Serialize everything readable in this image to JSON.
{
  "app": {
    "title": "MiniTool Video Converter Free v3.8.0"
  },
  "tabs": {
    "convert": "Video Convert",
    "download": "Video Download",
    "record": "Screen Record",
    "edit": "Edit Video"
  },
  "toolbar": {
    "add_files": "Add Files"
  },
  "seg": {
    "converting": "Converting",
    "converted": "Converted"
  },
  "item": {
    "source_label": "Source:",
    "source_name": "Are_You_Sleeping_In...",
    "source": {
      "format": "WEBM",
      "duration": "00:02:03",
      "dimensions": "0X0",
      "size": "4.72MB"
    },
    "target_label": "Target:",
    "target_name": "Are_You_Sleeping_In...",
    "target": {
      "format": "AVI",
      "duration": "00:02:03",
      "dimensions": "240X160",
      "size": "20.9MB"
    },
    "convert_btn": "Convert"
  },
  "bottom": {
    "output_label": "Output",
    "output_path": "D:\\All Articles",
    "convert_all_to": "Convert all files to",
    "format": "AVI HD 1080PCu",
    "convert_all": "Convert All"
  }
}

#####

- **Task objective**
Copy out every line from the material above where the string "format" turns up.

- **Finished task**
      "format": "WEBM",
      "format": "AVI",
    "format": "AVI HD 1080PCu",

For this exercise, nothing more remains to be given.